[Skip to Content]
Access to paid content on this site is currently suspended due to excessive activity being detected from your IP address Please contact the publisher to request reinstatement.
[Skip to Content Landing]
Other Articles
January 4, 1936


Author Affiliations


From the Departments of Hygiene and Bacteriology, Surgery and Medicine of the University of Chicago.

JAMA. 1936;106(1):7-10. doi:10.1001/jama.1936.02770010009002

In a previous study an attempt was made to determine the predominant types of bacteria in the colon in three patients with chronic ulcerative colitis. The symptomatology, x-ray and proctoscopic observations were in each case characteristic of the severe form of the disease. These patients had all been treated in the medical service for varying periods of time and were finally referred for surgical treatment because of progressive cachexia, anemia and persistence of local symptoms. In each case an end ileostomy was done. The bacteria in the isolated colon were then studied repeatedly at short intervals for several months. With the diversion of the fecal current, aerobic organisms began to diminish steadily in number and after a varying period of time the flora became almost entirely composed of nonsporulating anaerobes.1 In the present study attempts were made to cultivate these organisms from the colon of seventeen additional cases and

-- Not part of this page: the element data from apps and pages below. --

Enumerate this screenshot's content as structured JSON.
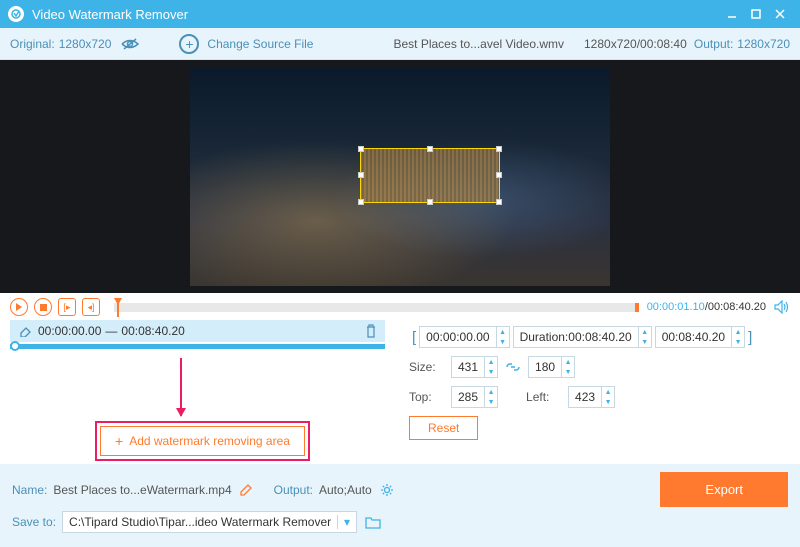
{
  "app": {
    "title": "Video Watermark Remover"
  },
  "toolbar": {
    "original_label": "Original:",
    "original_value": "1280x720",
    "change_source": "Change Source File",
    "filename": "Best Places to...avel Video.wmv",
    "dimensions": "1280x720/00:08:40",
    "output_label": "Output:",
    "output_value": "1280x720"
  },
  "playback": {
    "current_time": "00:00:01.10",
    "total_time": "00:08:40.20"
  },
  "segment": {
    "start": "00:00:00.00",
    "separator": "—",
    "end": "00:08:40.20"
  },
  "params": {
    "time_start": "00:00:00.00",
    "duration_label": "Duration:",
    "duration_value": "00:08:40.20",
    "time_end": "00:08:40.20",
    "size_label": "Size:",
    "size_w": "431",
    "size_h": "180",
    "top_label": "Top:",
    "top_val": "285",
    "left_label": "Left:",
    "left_val": "423",
    "reset": "Reset"
  },
  "add_area": "Add watermark removing area",
  "bottom": {
    "name_label": "Name:",
    "name_value": "Best Places to...eWatermark.mp4",
    "output_label": "Output:",
    "output_value": "Auto;Auto",
    "saveto_label": "Save to:",
    "saveto_value": "C:\\Tipard Studio\\Tipar...ideo Watermark Remover",
    "export": "Export"
  }
}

First Page Preview View Large
First page PDF preview
First page PDF preview